4. Trondheim to Bud (The Atlantic Ocean Road)
The southern Norway road trip between Trondheim and Bud, though not long, is filled with many of Norway’s nicest spots.
It gives you the chance to see some of the Norwegain coast and fjords, and getting there isn’t too challenging from Oslo.
Trondheim itself was actually one of our favourite places to visit in Norway; a small yet historic city with plenty to see and do.
However, by far the main highlight of this drive is a small stretch of road known as the Atlantic Ocean Road.
It is a series of bridges connecting small parcels of land and it really does look awesome!

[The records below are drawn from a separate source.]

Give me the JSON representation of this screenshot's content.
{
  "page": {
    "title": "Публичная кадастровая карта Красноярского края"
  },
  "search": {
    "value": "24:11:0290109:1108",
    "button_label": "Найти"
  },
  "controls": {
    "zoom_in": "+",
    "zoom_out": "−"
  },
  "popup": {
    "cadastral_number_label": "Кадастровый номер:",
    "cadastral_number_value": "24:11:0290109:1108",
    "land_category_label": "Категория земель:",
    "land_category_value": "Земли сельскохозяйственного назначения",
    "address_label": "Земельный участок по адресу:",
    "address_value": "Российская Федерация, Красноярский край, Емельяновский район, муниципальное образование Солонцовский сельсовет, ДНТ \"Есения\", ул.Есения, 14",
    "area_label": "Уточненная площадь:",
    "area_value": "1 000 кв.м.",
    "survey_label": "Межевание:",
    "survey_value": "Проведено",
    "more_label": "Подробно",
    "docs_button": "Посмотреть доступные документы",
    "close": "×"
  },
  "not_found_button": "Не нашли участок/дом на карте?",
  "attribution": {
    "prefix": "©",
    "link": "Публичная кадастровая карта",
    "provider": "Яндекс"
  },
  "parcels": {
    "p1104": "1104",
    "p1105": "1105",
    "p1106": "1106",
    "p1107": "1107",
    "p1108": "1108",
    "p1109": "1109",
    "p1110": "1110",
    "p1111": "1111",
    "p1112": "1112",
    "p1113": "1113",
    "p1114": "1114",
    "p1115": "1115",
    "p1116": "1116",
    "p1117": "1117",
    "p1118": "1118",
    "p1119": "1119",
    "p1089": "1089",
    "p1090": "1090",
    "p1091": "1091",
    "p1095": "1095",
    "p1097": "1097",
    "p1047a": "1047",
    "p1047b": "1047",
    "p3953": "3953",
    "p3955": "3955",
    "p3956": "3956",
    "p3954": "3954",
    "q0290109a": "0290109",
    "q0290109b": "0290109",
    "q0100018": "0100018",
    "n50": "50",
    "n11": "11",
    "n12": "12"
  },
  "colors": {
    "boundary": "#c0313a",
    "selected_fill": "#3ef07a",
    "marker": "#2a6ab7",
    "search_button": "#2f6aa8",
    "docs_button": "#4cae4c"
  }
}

The bridges seemingly rise and twist between the islands, making for almost too many opportunities to pull in and get the camera out.
5. Flam to Pulpit Rock
Located deep within the fjords on the southwesetern coast of Norway, Flam is one of the most charming and exciting spots to visit in this part of Norway.
Though it’s only a small town, it is located right amidst the fjords, where you can take electric boat cruises and a ride on the famous Flam Railway.
This 2 hour round trip journey takes you higher up into the mountains, teaching you about the history of the region and offering you the chance to discover the gorgeous valleys and waterfalls along the way.
The drive between these two spots actually ended up being one of my favorites from our whole time in Norway, though there’s no one set road to take.
Instead, you can make the trip twice as long as needs be by making it a Norway west coast road trip and visiting the cities of Bergen and Stavanger.
Either way, the journey requires you to cross Norwegian fjords by bridge, ferry and tunnel, and offers endless chances to stop over to capture some remarkable Instagram shots.
Well, there you have it!
My 5 favourite scenic road trips in Norway.
But as you can probably tell, almost all of Norway is beautiful and a pleasure to drive; just be sure to try and incorporate one or more of these journeys into your own Norway road trip itinerary.
Do you have any more questions or recommendations for places to visit in Norway?
Great, just let me know in the comments below ...